Pull each line holding "icon" out of the entries below.
::: Recorded data
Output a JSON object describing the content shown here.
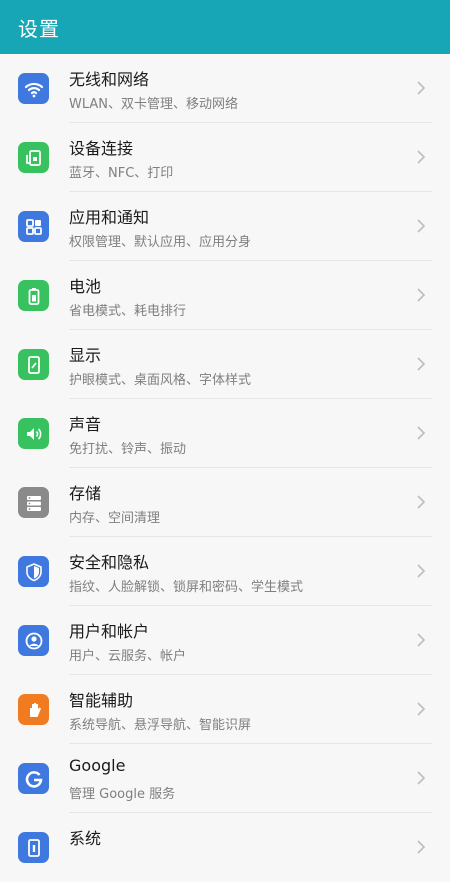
{
  "header": {
    "title": "设置"
  },
  "colors": {
    "header_bg": "#16a6b6",
    "blue": "#3f78de",
    "green": "#38c15f",
    "gray": "#8a8a8a",
    "orange": "#f07b20"
  },
  "items": [
    {
      "label": "无线和网络",
      "sub": "WLAN、双卡管理、移动网络",
      "icon": "wifi-icon",
      "color": "blue"
    },
    {
      "label": "设备连接",
      "sub": "蓝牙、NFC、打印",
      "icon": "device-connection-icon",
      "color": "green"
    },
    {
      "label": "应用和通知",
      "sub": "权限管理、默认应用、应用分身",
      "icon": "apps-icon",
      "color": "blue"
    },
    {
      "label": "电池",
      "sub": "省电模式、耗电排行",
      "icon": "battery-icon",
      "color": "green"
    },
    {
      "label": "显示",
      "sub": "护眼模式、桌面风格、字体样式",
      "icon": "display-icon",
      "color": "green"
    },
    {
      "label": "声音",
      "sub": "免打扰、铃声、振动",
      "icon": "speaker-icon",
      "color": "green"
    },
    {
      "label": "存储",
      "sub": "内存、空间清理",
      "icon": "storage-icon",
      "color": "gray"
    },
    {
      "label": "安全和隐私",
      "sub": "指纹、人脸解锁、锁屏和密码、学生模式",
      "icon": "shield-icon",
      "color": "blue"
    },
    {
      "label": "用户和帐户",
      "sub": "用户、云服务、帐户",
      "icon": "user-icon",
      "color": "blue"
    },
    {
      "label": "智能辅助",
      "sub": "系统导航、悬浮导航、智能识屏",
      "icon": "hand-icon",
      "color": "orange"
    },
    {
      "label": "Google",
      "sub": "管理 Google 服务",
      "icon": "google-icon",
      "color": "blue"
    },
    {
      "label": "系统",
      "sub": "",
      "icon": "system-icon",
      "color": "blue"
    }
  ]
}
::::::
Result of the exercise -
      "icon": "wifi-icon",
      "icon": "device-connection-icon",
      "icon": "apps-icon",
      "icon": "battery-icon",
      "icon": "display-icon",
      "icon": "speaker-icon",
      "icon": "storage-icon",
      "icon": "shield-icon",
      "icon": "user-icon",
      "icon": "hand-icon",
      "icon": "google-icon",
      "icon": "system-icon",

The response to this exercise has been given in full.